Affiliation: Division of Gastroenterology and Hepatology and the Center for Crohn's and Colitis, Brigham and Women's Hospital, Boston, MA 02115 and Harvard Medical School, Boston, MA 02115, USA.

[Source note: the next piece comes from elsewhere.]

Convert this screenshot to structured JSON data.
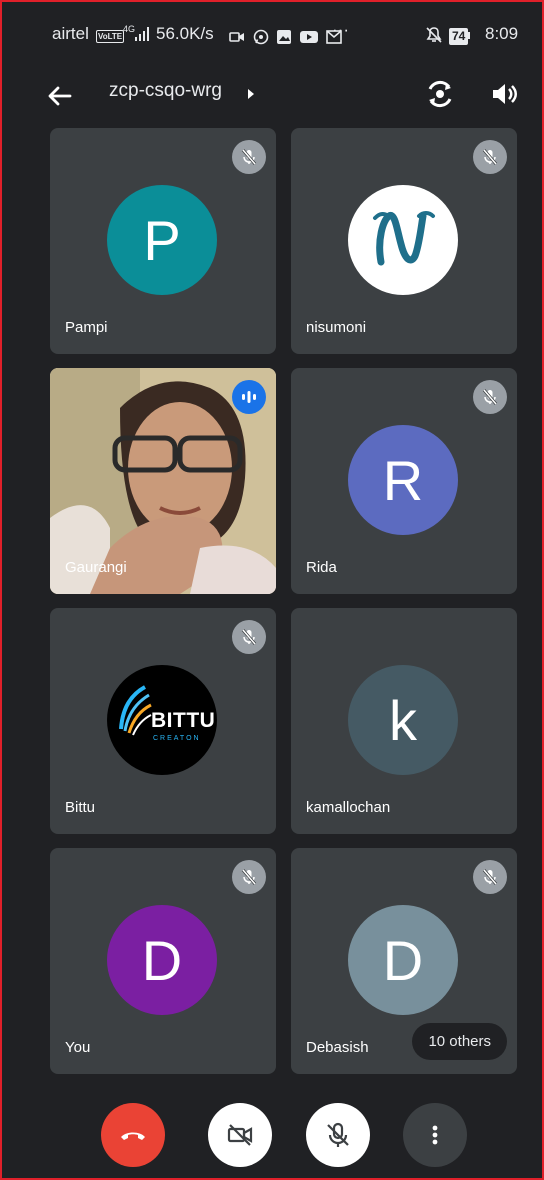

IBD is now best considered as a group of genetic disorders of immune dysregulation with failure of downregulation of the intestinal mucosas normal immune response to its intraluminal commensal bacterial milieu combined with inappropriate migration of antigenic material triggered by multiple host (appendectomy, pregnancy, breast feeding, age) and environmental factors (tobacco smoking, birth control pill, NSAIDS). The result is the predominance of an effector or pro-inflammatory cytokine response due to clonal expansion of T1 and T2 helper lymphocytes (Th1 and Th2 response) combined with an inadequate regulatory cytokine response by T3 helper (Th 3) and T1 regulatory (Tr1) lymphocytes. The persistence of this imbalance in the inflammatory response then leads to tissue damage resulting in both local and systemic illness. In human IBD, a distinction can now be drawn between Crohns disease with its Th1 effector response characterized by high levels of the cytokines interleukin-12 (IL-12), interferon gamma (IFNγ) and tumor necrosis factor (TNF) leading to transmural inflammation with granulomas, and ulcerative colitis with a Th2 effector response, high levels of interleukin-4 (IL-4), interleukin-5 (IL-5), interleukin-6 (IL-6), and interleukin-13 (IL-13) characterized by strictly mucosal inflammation. The difficulty with adherence to current maintenance therapy for the inflammatory bowel diseases as well as the toxicity and relative ineffectiveness of induction therapy has provided the impetus for the development of new biologic and novel therapies which will be reviewed in this article. Biologic therapy has been divided into five areas of study: 1) native biologic preparations and isolates such as vaccines, hormone fragments and blood products, 2) recombinant peptides or proteins, including granulocyte macrophage colony stimulating factor, 3) monoclonal antibody-based therapies, 4) anti-sense nucleotides to nucleic acids, and 5) cell and gene therapies. Since the early 1990s, investigation in all five of these areas has yielded numerous potential agents for use in treating IBD more effectively and safely. While only one, infliximab (Remicade), is FDA-approved, several additional agents should be available for clinical use in the near future with the promise of more to follow. Our discussion of biologic and novel therapies represents a review of the most promising treatments and a status report of on-going clinical trials. Peripheral leukocyte apheresis and stem cell transplants, while suggesting an exciting new pathway for investigation, will not be reviewed. Our discussion is organized by each agents hypothesized mode of intervention in altering the pathogenesis of IBD.